Transitioning from summer to school
Summertime is coming to an end for our Florida kids. This means soaking up the last bit of vacation and cramming to complete any summer assignments before the first day of school. For a lot of families, we are counting down the days until school adds 6-8 hours of reliable structure to our children’s days and we as parents can stop to take a breath.
I have found many parents drive themselves to the point of exhaustion by trying to plan out every minute of their child’s summer break with exciting activities. For summers to come, I encourage these exuberant parents to pause and take a breath. Studies have shown that unstructured play time allows for children to exercise the right part of their brains that contain the creative, expressive, and imaginative compartments. Today’s society has shortened all of our attention spans with the rapidly growing engagement of technology. It’s quicker to ask Alexa to tell you the weather than to look out the window and see for yourself. So, it comes as no surprise when our children look to us after being left to their own imagination for two minutes and whine they are “so bored”. Their brains, as well as our own adult brains, have been re-wired to expect instant gratification at a much faster pace.
The importance of establishing routines
Families readily experience a transition once August rolls back around. For some, this is a welcomed change, while for others it isn’t. August could mean experiencing a feeling of dread at the thought of pushing a routine back on the kiddos who dig their heels into the sand when expectations are placed upon them.
Research lends support to the organizational features and nature of routines and their positive benefits to children. These positive findings are linked to increased positive family relationships, increased social skills, independence, and even an increase in known vocabulary. If I had to read your mind, I could imagine the thought popping up of ,“I know my kiddo, and they push the boundary every chance they get.”
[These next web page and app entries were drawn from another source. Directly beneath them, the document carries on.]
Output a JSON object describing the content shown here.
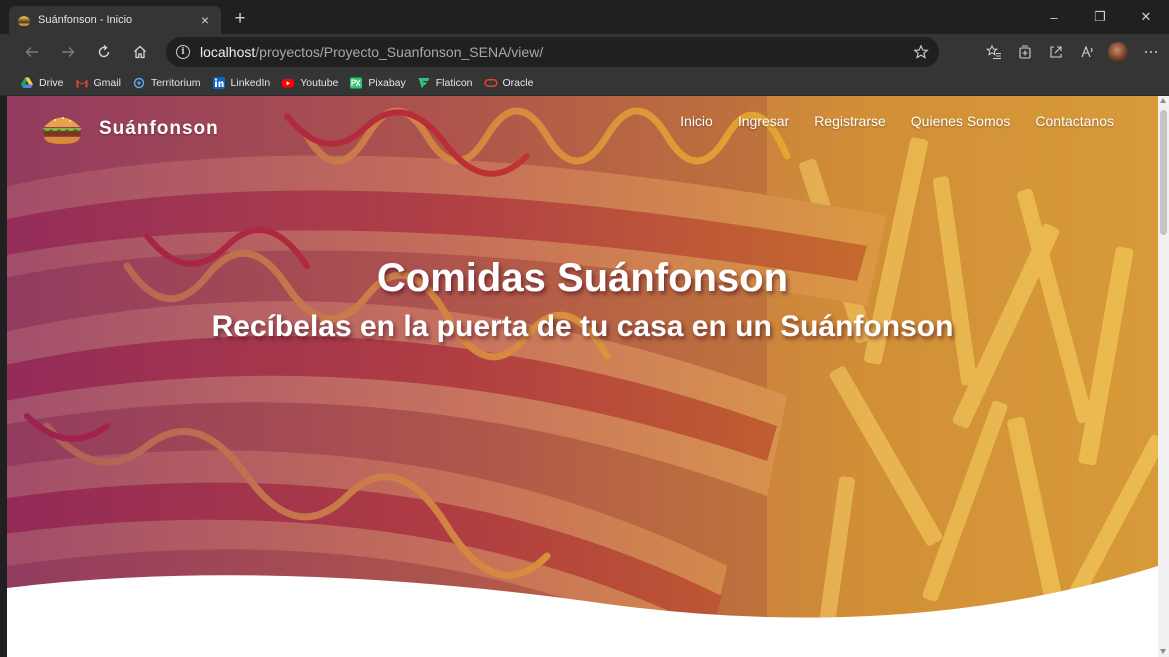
{
  "browser": {
    "tab": {
      "title": "Suánfonson - Inicio",
      "close": "×"
    },
    "new_tab": "+",
    "window_controls": {
      "minimize": "–",
      "restore": "❐",
      "close": "✕"
    },
    "url_host": "localhost",
    "url_path": "/proyectos/Proyecto_Suanfonson_SENA/view/",
    "info_glyph": "i",
    "bookmarks": [
      {
        "label": "Drive",
        "icon": "drive-icon"
      },
      {
        "label": "Gmail",
        "icon": "gmail-icon"
      },
      {
        "label": "Territorium",
        "icon": "territorium-icon"
      },
      {
        "label": "LinkedIn",
        "icon": "linkedin-icon"
      },
      {
        "label": "Youtube",
        "icon": "youtube-icon"
      },
      {
        "label": "Pixabay",
        "icon": "pixabay-icon"
      },
      {
        "label": "Flaticon",
        "icon": "flaticon-icon"
      },
      {
        "label": "Oracle",
        "icon": "oracle-icon"
      }
    ]
  },
  "site": {
    "brand": "Suánfonson",
    "nav": [
      "Inicio",
      "Ingresar",
      "Registrarse",
      "Quienes Somos",
      "Contactanos"
    ],
    "hero": {
      "title": "Comidas Suánfonson",
      "subtitle": "Recíbelas en la puerta de tu casa en un Suánfonson"
    }
  },
  "colors": {
    "tint_left": "#801e6e",
    "tint_right": "#e6aa28",
    "browser_chrome": "#353535"
  }
}
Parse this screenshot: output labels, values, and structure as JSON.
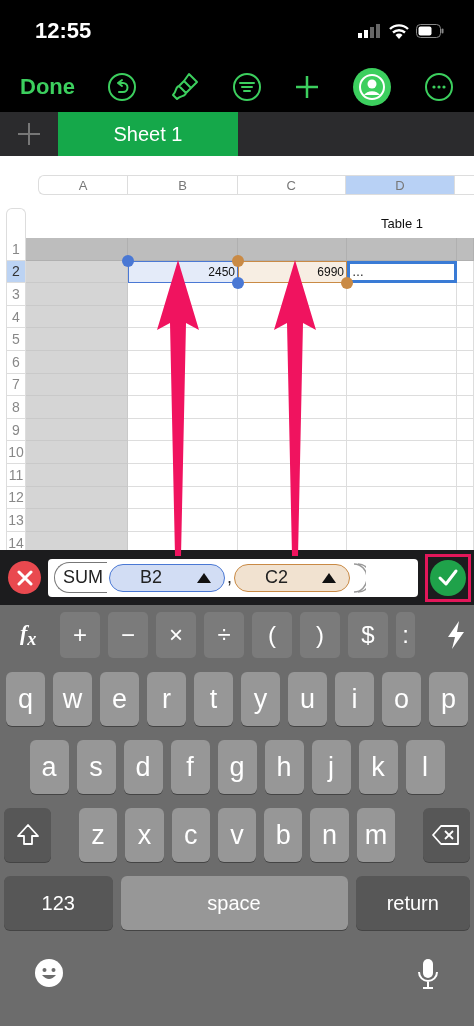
{
  "status_bar": {
    "time": "12:55"
  },
  "toolbar": {
    "done": "Done"
  },
  "sheet_tabs": [
    {
      "label": "Sheet 1",
      "selected": true
    }
  ],
  "table": {
    "title": "Table 1",
    "columns": [
      {
        "label": "A",
        "kind": "header",
        "selected": false
      },
      {
        "label": "B",
        "kind": "body",
        "selected": false
      },
      {
        "label": "C",
        "kind": "body",
        "selected": false
      },
      {
        "label": "D",
        "kind": "body",
        "selected": true
      }
    ],
    "rows": [
      {
        "label": "1",
        "kind": "header",
        "selected": false
      },
      {
        "label": "2",
        "kind": "body",
        "selected": true,
        "cells": [
          {
            "kind": "plain"
          },
          {
            "kind": "reference",
            "text": "2450",
            "color": "#4a78d4"
          },
          {
            "kind": "reference",
            "text": "6990",
            "color": "#c98a45"
          },
          {
            "kind": "editing",
            "text": "…"
          }
        ]
      },
      {
        "label": "3",
        "kind": "body",
        "selected": false
      },
      {
        "label": "4",
        "kind": "body",
        "selected": false
      },
      {
        "label": "5",
        "kind": "body",
        "selected": false
      },
      {
        "label": "6",
        "kind": "body",
        "selected": false
      },
      {
        "label": "7",
        "kind": "body",
        "selected": false
      },
      {
        "label": "8",
        "kind": "body",
        "selected": false
      },
      {
        "label": "9",
        "kind": "body",
        "selected": false
      },
      {
        "label": "10",
        "kind": "body",
        "selected": false
      },
      {
        "label": "11",
        "kind": "body",
        "selected": false
      },
      {
        "label": "12",
        "kind": "body",
        "selected": false
      },
      {
        "label": "13",
        "kind": "body",
        "selected": false
      },
      {
        "label": "14",
        "kind": "body",
        "selected": false
      }
    ]
  },
  "formula": {
    "tokens": [
      {
        "kind": "function",
        "text": "SUM"
      },
      {
        "kind": "reference",
        "text": "B2",
        "color": "#4a78d4"
      },
      {
        "kind": "separator",
        "text": ","
      },
      {
        "kind": "reference",
        "text": "C2",
        "color": "#c98a45"
      }
    ]
  },
  "keyboard": {
    "fx": "f$_{x}$",
    "operators": [
      "+",
      "−",
      "×",
      "÷",
      "(",
      ")",
      "$",
      ":"
    ],
    "rows": [
      [
        "q",
        "w",
        "e",
        "r",
        "t",
        "y",
        "u",
        "i",
        "o",
        "p"
      ],
      [
        "a",
        "s",
        "d",
        "f",
        "g",
        "h",
        "j",
        "k",
        "l"
      ],
      [
        "z",
        "x",
        "c",
        "v",
        "b",
        "n",
        "m"
      ]
    ],
    "numbers": "123",
    "space": "space",
    "return": "return"
  }
}
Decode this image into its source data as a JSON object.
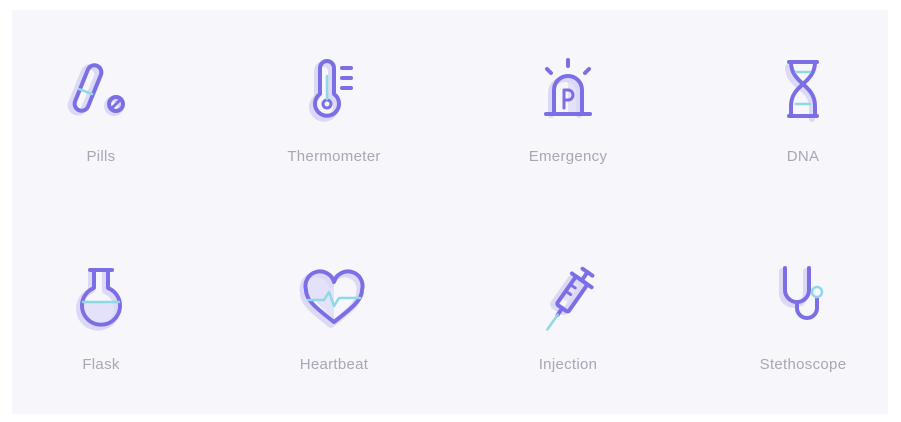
{
  "colors": {
    "background": "#f6f6fb",
    "icon_stroke": "#7c6fe6",
    "icon_shadow": "#dcd9f7",
    "accent": "#8fd8e6",
    "label": "#a7a7b5"
  },
  "icons": [
    {
      "label": "Pills",
      "icon": "pills-icon"
    },
    {
      "label": "Thermometer",
      "icon": "thermometer-icon"
    },
    {
      "label": "Emergency",
      "icon": "emergency-light-icon"
    },
    {
      "label": "DNA",
      "icon": "dna-icon"
    },
    {
      "label": "Flask",
      "icon": "flask-icon"
    },
    {
      "label": "Heartbeat",
      "icon": "heartbeat-icon"
    },
    {
      "label": "Injection",
      "icon": "syringe-icon"
    },
    {
      "label": "Stethoscope",
      "icon": "stethoscope-icon"
    }
  ]
}
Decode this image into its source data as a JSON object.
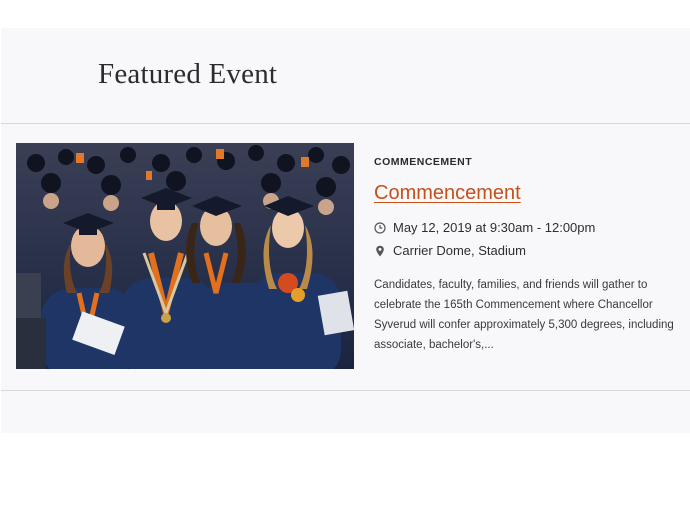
{
  "section": {
    "title": "Featured Event"
  },
  "event": {
    "category": "COMMENCEMENT",
    "title": "Commencement",
    "date_time": "May 12, 2019 at 9:30am - 12:00pm",
    "location": "Carrier Dome, Stadium",
    "description": "Candidates, faculty, families, and friends will gather to celebrate the 165th Commencement where Chancellor Syverud will confer approximately 5,300 degrees, including associate, bachelor's,...",
    "image_alt": "Graduates in caps and gowns smiling at commencement",
    "icons": {
      "date": "clock-icon",
      "location": "map-pin-icon"
    }
  },
  "colors": {
    "link": "#c4501a",
    "panel_bg": "#f8f8fa",
    "gown_navy": "#1f3566",
    "stole_orange": "#e2701c"
  }
}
As hypocritical as these facts appear, routines place boundaries on our kiddo’s “known worlds” and allow them healthy opportunity to practice emerging skills. These boundaries aid in providing predictability which can positively influence a child’s confidence and independence.
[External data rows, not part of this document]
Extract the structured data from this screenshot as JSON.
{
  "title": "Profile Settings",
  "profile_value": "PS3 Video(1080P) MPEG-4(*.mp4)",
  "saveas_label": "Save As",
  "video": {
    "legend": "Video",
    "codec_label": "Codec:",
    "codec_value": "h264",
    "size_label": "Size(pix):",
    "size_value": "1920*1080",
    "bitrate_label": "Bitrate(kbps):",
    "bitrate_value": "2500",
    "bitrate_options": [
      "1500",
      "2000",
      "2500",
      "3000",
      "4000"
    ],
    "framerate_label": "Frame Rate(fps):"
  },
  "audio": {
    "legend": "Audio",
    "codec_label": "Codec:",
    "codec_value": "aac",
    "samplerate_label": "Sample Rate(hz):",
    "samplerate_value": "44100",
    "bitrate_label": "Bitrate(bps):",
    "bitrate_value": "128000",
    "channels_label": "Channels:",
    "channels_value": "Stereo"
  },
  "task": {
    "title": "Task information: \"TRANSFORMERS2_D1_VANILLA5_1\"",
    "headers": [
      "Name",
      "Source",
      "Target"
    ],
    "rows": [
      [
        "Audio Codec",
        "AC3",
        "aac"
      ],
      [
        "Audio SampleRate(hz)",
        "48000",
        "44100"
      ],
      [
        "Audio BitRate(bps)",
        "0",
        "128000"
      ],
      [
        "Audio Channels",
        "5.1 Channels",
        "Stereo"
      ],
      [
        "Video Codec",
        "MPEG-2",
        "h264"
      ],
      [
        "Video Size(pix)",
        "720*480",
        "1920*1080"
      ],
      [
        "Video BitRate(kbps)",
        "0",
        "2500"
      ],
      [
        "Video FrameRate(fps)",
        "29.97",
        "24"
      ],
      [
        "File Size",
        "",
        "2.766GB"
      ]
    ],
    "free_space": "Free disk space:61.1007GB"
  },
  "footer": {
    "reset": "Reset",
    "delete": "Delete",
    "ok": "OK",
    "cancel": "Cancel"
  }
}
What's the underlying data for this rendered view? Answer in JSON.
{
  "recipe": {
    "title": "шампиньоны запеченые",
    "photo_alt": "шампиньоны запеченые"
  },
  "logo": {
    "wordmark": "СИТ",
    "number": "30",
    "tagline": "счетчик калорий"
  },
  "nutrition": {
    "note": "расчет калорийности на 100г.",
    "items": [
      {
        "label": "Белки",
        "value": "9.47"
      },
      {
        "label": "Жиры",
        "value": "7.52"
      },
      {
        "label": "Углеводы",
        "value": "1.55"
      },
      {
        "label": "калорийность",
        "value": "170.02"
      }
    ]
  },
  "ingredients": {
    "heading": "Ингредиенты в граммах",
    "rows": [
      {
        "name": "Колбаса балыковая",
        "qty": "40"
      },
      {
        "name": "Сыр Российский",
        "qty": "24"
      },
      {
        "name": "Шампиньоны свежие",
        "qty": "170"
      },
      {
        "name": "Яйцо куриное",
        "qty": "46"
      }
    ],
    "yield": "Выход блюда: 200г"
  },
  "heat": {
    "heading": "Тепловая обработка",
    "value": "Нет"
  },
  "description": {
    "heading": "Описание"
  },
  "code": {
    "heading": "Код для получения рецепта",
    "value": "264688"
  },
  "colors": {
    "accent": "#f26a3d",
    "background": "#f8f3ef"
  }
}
There are many ways we, as parents, can find a middle ground for a beneficial routine for our kiddos without driving ourselves crazy. Firstly, I encourage you and your family to sit down as a collective group and discuss expectations of school time routines and how they differ from summer routines. Some kiddos have the beliefs that they have zero routine in place, or that Mom or Dad are going to plan out their lives down to the exact minute for the next foreseeable future. Having realistic conversations with our children about what is expected of them before and after school can aid in having everyone on the same page with one another.
Next, I encourage the parental systems to sit with their kiddos and create a visual routine. Visual routines place a boundary on our children, as well as increase independence and family relationships. When a child whines about being busy or not wanting to follow the routine, parents can just re-direct them to the visual rather than engaging in the back-and -forth battle of “but Mom…” Including our children in the creation of this routine can increase the level of buy-in, as well as allow the children to experience some autonomy.
Balancing work and play
My happy ground for school time routines include both structured, and unstructured time. If the child has school work they must complete after school, come up with a time every day they are expected to focus on it. Mind you, if you schedule 2 hours of homework right after they arrive home from school, you’re apt to get some backlash. I encourage any completion of school work to be broken up into 30 minute segments followed by unstructured play time/ break time. These breaks are beneficial when they are 5-15 minutes in length. Having a list of “break time” activities prepared serves as motivation to work hard as well as decreases time spent on bartering on how break time is spent. Also, allotting time for children to take a “mental break” after school is very encouraged. Imagine if we as adults were asked to sit down and create a report write-up after spending 6-8 hours creating report write-ups. The motivation and drive just isn’t there.
Parents, I encourage maintaining a wake up and bedtime routine now. For example, instead of a 7am wake-up and 8pm bedtime, begin setting those times to an 8am wake up and 9:00pm bedtime. Maintaining routine revolving around sleep cycles can make jumping back into a school routine smoother, as well as create a boundary for parents to continue to honor time to engage in self-care.
Enjoy these last few weeks of summer, and happy school year!